What is happening to the Vice President, therefore, is not strange. It is part of Nigeria’s politics. In Nigeria, vice presidents and, by extension, deputy governors, have always been pawns on the chessboard of politics. They are, most times, seen as usurpers, especially when the politics of succession begins. Therefore, it is not surprising that Osinbajo has been removed from the supervision of some agencies he hitherto oversaw. Also, that the Economic Management Team supervised by Osinbajo has been rechristened Economic Advisory Council (EAC), with President Buhari now at the head, is not shocking. It is part of a tradition of whittling down the powers of the Vice President.

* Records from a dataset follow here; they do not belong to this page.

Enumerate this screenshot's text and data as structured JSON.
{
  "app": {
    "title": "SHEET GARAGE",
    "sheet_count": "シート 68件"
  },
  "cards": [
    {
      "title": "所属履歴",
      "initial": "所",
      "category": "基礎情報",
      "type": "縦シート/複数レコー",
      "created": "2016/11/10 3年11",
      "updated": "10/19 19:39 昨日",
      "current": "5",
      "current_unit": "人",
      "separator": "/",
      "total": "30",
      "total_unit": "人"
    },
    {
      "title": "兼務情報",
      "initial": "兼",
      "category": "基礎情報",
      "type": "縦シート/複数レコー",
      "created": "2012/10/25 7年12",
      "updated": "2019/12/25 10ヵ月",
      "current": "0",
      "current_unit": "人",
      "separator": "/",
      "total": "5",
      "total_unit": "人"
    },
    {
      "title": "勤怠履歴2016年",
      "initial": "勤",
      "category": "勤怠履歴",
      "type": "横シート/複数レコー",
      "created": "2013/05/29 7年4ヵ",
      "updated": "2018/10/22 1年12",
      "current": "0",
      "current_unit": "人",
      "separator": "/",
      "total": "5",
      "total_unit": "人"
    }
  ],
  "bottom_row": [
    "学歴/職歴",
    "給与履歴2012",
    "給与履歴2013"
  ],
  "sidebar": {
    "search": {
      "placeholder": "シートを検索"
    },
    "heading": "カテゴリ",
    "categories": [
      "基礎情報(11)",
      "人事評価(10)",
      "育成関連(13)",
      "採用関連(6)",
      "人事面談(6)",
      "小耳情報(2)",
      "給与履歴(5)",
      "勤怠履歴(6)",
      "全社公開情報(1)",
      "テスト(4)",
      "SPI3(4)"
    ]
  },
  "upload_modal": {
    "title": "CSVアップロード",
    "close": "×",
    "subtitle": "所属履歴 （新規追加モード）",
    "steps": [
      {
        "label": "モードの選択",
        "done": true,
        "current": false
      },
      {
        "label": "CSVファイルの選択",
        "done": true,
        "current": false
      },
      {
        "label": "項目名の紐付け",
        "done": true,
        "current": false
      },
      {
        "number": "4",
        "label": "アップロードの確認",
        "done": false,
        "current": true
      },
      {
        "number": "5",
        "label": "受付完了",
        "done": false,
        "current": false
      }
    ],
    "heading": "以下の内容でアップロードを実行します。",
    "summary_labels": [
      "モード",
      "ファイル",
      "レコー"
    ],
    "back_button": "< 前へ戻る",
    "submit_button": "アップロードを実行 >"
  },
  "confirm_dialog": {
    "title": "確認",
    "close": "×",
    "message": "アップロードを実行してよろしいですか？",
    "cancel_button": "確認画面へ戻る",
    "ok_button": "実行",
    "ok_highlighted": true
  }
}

It is a political game of elimination and substitution.
We all witnessed the political trajectory of ex-Vice President Atiku Abubakar. As then President Obasanjo’s deputy, Atiku was relevant in the federal government, in the first term, between 1993 and 2003. During this period, he was the driver of the economic agenda of government, to the extent that he supervised the privatisation programme. In the second term of the Obasanjo/Atiku administration, from 2003 to 2007, the bubble did burst. Atiku had an avalanche of problems with his boss. At a point, there was an attempt to illegally remove him as Vice President. It was the court that saved him. However, he was demonised and given the toga of corruption, without anything to back it up. He is still suffering the injury his image suffered from that political fight with Obasanjo till today.

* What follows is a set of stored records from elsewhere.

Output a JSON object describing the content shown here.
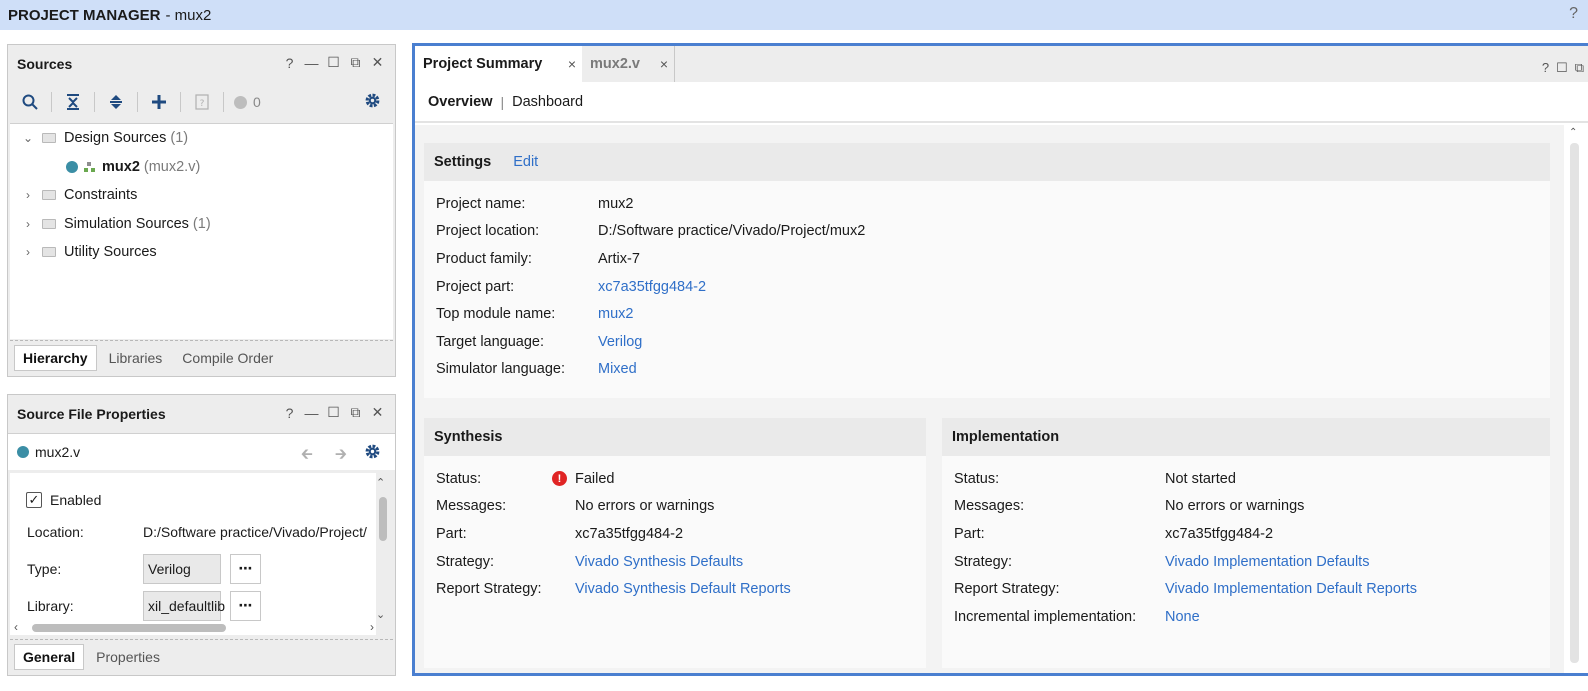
{
  "topbar": {
    "title": "PROJECT MANAGER",
    "project": "- mux2",
    "help": "?"
  },
  "sources": {
    "title": "Sources",
    "controls": [
      "?",
      "—",
      "☐",
      "⧉",
      "✕"
    ],
    "count": "0",
    "tree": {
      "design_sources": {
        "label": "Design Sources",
        "count": "(1)"
      },
      "module": {
        "name": "mux2",
        "file": "(mux2.v)"
      },
      "constraints": {
        "label": "Constraints"
      },
      "simulation_sources": {
        "label": "Simulation Sources",
        "count": "(1)"
      },
      "utility_sources": {
        "label": "Utility Sources"
      }
    },
    "tabs": [
      "Hierarchy",
      "Libraries",
      "Compile Order"
    ]
  },
  "props": {
    "title": "Source File Properties",
    "controls": [
      "?",
      "—",
      "☐",
      "⧉",
      "✕"
    ],
    "file": "mux2.v",
    "enabled_label": "Enabled",
    "location_label": "Location:",
    "location_value": "D:/Software practice/Vivado/Project/",
    "type_label": "Type:",
    "type_value": "Verilog",
    "library_label": "Library:",
    "library_value": "xil_defaultlib",
    "dots": "⋯",
    "tabs": [
      "General",
      "Properties"
    ]
  },
  "main": {
    "tabs": [
      {
        "label": "Project Summary",
        "close": "×"
      },
      {
        "label": "mux2.v",
        "close": "×"
      }
    ],
    "tab_controls": [
      "?",
      "☐",
      "⧉"
    ],
    "subnav": {
      "overview": "Overview",
      "sep": "|",
      "dashboard": "Dashboard"
    },
    "settings": {
      "title": "Settings",
      "edit": "Edit",
      "rows": [
        {
          "k": "Project name:",
          "v": "mux2"
        },
        {
          "k": "Project location:",
          "v": "D:/Software practice/Vivado/Project/mux2"
        },
        {
          "k": "Product family:",
          "v": "Artix-7"
        },
        {
          "k": "Project part:",
          "v": "xc7a35tfgg484-2"
        },
        {
          "k": "Top module name:",
          "v": "mux2"
        },
        {
          "k": "Target language:",
          "v": "Verilog"
        },
        {
          "k": "Simulator language:",
          "v": "Mixed"
        }
      ]
    },
    "synthesis": {
      "title": "Synthesis",
      "error_icon": "!",
      "rows": [
        {
          "k": "Status:",
          "v": "Failed"
        },
        {
          "k": "Messages:",
          "v": "No errors or warnings"
        },
        {
          "k": "Part:",
          "v": "xc7a35tfgg484-2"
        },
        {
          "k": "Strategy:",
          "v": "Vivado Synthesis Defaults"
        },
        {
          "k": "Report Strategy:",
          "v": "Vivado Synthesis Default Reports"
        }
      ]
    },
    "implementation": {
      "title": "Implementation",
      "rows": [
        {
          "k": "Status:",
          "v": "Not started"
        },
        {
          "k": "Messages:",
          "v": "No errors or warnings"
        },
        {
          "k": "Part:",
          "v": "xc7a35tfgg484-2"
        },
        {
          "k": "Strategy:",
          "v": "Vivado Implementation Defaults"
        },
        {
          "k": "Report Strategy:",
          "v": "Vivado Implementation Default Reports"
        },
        {
          "k": "Incremental implementation:",
          "v": "None"
        }
      ]
    }
  },
  "colors": {
    "accent": "#4a7fd0",
    "link": "#2f6fc8",
    "topbar": "#cfdff8",
    "error": "#e02424",
    "file_dot": "#3b8ea5"
  }
}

The case of President Goodluck Jonathan was worse. Right from the time he was nominated as Vice President to when he became acting President and, eventually President, by divine providence, he was never really entrenched in government. He was, more or less, a passenger in a government in which he was supposed to be the Number 2. The buccaneers in the late Umar Yar’Adua government operated in such a way that they never took “hostages.” They went for the kill. They sidelined Jonathan. Even when Yar’Adua was ill and flown abroad for treatment, power was not transferred to Jonathan as acting President. For him to eventually become acting President, the National Assembly had to be ingenious to “manufacture” the “doctrine of necessity.” Jonathan only came out of the shackles of political wilderness when Yar’Adua died.
Osinbajo should, therefore, expect more bad days ahead. With the race for 2023 presidency unfolding, he will receive many more bashings and clipping of wings. Those who consider him a threat in the contest, which I believe he is not, would go out of their way to malign and make him irrelevant. They will keep him busy and ensure he does not have the time to think of having a presidential ambition. As he is going to court, this would keep him engaged. While the suit is on, the Vice President’s adversaries would further tell horrible stories of him, even if they are tissues of lies.
With the beginning of Osinbajo’s travail, the South West would eventually know that its political alliance with the North was for the convenience of the latter. The South West only helped the aristocrats in the North to take power, which they believe should only be held by them. It is an experiment, which would end up as an unpleasant political lesson for the Yoruba.